The story about the Statue of Liberty replica with a cross is here.
The praying George II counseled by the spirits of George Washington and Abe Lincoln comes from the Presidential Prayer Team.
A fascinating article about Israeli Nazi-themed pornographic novels is here.

Nazi Tags: . . . . . . . . . . . . . . . . . . . . . . . . . . . . . . . . .


Peter (the other) said...

A deep subject. David, I am not sure that it would be accurate to use the Nazi model of what fascism, or to be more dramatic, evil, is. I sometimes think that we have are interest in the Nazis supplied, for it always gives us the out "well, at least I ain't no Nazi Schmazi"! While books, films and television shows redepicted the second world war, "we", went about killing over three million Vietnamese, for reasons that people either can't remember or sound so dumb that they dare not be mentioned. In my definition of evil, the distinction between killing over three million and over six million is not differentiated, and this doesn't include all the other peoples killed around the world, either by the USA directly or indirectly, in the name of stopping communism. Long before the Nazis would have come for me (for my Jewish father) I hope they would have come for me for my communistic tendencies and troublemaking ways. We must judge ourselves by our own actions compared to our morals, not in comparison to someone else.

George Santayana's quip about remembering the past is just that, a quip, it sounds sensible to the average mind but has no empirical basis. I might suggest that those who stay fixated on the past may be apt to miss much of today, or as someone said, "if you keep one foot in the past, and the other in the future, you are peeing on today" :-)

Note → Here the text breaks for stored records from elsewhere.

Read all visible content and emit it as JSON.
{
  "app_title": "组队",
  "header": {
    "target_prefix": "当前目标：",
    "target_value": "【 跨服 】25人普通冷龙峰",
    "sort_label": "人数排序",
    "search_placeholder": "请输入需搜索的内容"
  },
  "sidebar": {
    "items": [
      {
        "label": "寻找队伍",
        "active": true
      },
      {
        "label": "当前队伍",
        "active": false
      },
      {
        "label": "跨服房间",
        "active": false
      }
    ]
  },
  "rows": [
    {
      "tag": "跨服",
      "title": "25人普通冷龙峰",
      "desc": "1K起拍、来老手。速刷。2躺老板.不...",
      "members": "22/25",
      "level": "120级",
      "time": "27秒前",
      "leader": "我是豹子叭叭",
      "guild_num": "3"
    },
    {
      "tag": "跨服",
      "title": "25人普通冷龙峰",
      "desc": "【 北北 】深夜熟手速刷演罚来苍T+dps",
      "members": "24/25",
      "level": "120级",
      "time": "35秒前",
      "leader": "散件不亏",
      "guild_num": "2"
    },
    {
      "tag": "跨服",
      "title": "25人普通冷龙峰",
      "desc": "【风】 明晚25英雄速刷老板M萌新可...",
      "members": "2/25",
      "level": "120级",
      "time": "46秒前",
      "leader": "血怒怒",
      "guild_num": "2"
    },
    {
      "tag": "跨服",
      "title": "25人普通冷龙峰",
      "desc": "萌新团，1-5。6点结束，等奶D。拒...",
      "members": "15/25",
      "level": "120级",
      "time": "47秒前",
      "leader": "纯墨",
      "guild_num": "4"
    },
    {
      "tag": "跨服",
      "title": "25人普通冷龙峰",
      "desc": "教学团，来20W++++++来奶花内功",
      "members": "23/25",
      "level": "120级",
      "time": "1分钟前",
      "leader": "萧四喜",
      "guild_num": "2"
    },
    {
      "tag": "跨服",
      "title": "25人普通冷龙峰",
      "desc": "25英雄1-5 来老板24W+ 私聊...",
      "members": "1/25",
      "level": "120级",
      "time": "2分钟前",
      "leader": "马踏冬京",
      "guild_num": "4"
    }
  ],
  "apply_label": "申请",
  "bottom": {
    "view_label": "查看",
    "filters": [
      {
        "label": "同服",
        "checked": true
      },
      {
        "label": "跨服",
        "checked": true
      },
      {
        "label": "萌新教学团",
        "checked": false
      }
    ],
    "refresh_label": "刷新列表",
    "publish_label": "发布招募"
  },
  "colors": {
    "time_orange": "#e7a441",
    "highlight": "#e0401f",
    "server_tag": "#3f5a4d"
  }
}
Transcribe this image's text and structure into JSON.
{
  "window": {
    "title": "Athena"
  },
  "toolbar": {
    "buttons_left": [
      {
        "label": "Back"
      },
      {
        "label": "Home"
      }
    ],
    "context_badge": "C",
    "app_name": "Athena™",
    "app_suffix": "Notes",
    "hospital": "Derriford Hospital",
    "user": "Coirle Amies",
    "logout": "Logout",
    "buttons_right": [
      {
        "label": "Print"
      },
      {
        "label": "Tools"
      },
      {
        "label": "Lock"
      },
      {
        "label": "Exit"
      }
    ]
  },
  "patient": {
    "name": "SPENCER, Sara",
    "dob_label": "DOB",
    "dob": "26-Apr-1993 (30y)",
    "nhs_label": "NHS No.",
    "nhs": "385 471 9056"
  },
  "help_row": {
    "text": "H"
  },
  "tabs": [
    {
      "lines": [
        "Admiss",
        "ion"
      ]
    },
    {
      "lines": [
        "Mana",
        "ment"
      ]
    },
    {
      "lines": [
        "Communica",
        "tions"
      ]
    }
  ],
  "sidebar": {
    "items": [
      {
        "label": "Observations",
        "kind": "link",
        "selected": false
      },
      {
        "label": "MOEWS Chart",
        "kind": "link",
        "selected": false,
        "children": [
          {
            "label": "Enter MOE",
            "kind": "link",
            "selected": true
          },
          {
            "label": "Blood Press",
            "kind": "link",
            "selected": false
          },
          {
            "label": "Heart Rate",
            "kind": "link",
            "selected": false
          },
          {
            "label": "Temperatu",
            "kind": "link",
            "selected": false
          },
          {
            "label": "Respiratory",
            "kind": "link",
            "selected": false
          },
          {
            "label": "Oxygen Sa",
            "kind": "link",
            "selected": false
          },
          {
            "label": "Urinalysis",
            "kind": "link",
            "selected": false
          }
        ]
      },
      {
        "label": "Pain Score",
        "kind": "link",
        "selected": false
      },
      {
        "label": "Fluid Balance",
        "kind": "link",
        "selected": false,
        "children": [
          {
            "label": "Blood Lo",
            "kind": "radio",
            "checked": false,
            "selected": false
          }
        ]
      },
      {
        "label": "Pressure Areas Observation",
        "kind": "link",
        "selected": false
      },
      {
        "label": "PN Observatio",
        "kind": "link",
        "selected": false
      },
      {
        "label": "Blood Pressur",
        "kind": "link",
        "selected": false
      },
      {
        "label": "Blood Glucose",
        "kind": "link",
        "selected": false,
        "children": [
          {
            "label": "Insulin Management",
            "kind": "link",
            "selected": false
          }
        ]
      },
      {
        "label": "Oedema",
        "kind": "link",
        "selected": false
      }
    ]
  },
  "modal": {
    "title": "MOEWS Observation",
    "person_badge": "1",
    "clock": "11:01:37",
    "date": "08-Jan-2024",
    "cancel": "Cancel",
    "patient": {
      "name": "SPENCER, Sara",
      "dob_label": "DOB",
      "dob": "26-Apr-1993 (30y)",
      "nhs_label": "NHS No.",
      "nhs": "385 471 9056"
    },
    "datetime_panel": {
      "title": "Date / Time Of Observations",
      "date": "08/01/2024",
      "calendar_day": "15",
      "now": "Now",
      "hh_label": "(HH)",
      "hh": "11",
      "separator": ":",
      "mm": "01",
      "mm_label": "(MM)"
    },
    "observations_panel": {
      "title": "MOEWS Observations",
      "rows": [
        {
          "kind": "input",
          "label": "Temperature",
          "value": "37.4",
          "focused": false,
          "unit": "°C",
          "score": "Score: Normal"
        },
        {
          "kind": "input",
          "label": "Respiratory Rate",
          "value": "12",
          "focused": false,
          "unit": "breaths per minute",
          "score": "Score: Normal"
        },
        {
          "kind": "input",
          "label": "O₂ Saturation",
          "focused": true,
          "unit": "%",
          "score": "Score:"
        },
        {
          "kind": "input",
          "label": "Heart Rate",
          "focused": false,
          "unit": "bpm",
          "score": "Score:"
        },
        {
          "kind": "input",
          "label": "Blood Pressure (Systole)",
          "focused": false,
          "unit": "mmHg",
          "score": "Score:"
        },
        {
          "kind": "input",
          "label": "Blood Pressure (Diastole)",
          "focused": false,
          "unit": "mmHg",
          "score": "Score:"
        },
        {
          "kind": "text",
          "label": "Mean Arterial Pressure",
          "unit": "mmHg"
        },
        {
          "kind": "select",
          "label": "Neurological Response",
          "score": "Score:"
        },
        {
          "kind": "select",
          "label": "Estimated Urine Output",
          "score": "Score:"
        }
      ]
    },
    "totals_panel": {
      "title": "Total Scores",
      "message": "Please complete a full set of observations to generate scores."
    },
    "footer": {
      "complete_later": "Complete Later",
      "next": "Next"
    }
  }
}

David Ocker said...

Peter, you're absolutely right. Points taken. Thank you.

I think what I was trying to say was that reading about the Nazis convinced me that the level of evil was so far beyond what I expected (not knowing anything about history beyond what's in our media) that we should avoid easy comparisons with them.

On the other hand, the US has far from clean hands in many ways and we have done our own evil things, I'm suggesting, with the same rationale as the Nazis: we BELIEVE we're in the right. Intense faith is a dangerous thing.

I don't think we're as evil as the Nazis now, and if we ever become so, watch out because no amount of knowing history will prepare the world for what we might do.

When I was young the country swung in a direction I approved of. Now, watching US swing the other way, I realize I might not get to see a return to the more liberal condition.

So, as part of my own irrational faith, I've got to trust that our democracy will eventually balance the current swing. If I didn't have that faith I'd have to wonder why I don't just leave the US. After reading Evans I better understand why a lot of Germans didn't leave. And I respect those who left on their own even more.

P.S. I just found this quote here:

In early 1945, German Propaganda Minister Josef Goebbels declared ominously and somewhat cryptically "God has given up the defense of the people; Satan has taken command." That sounds far too familiar.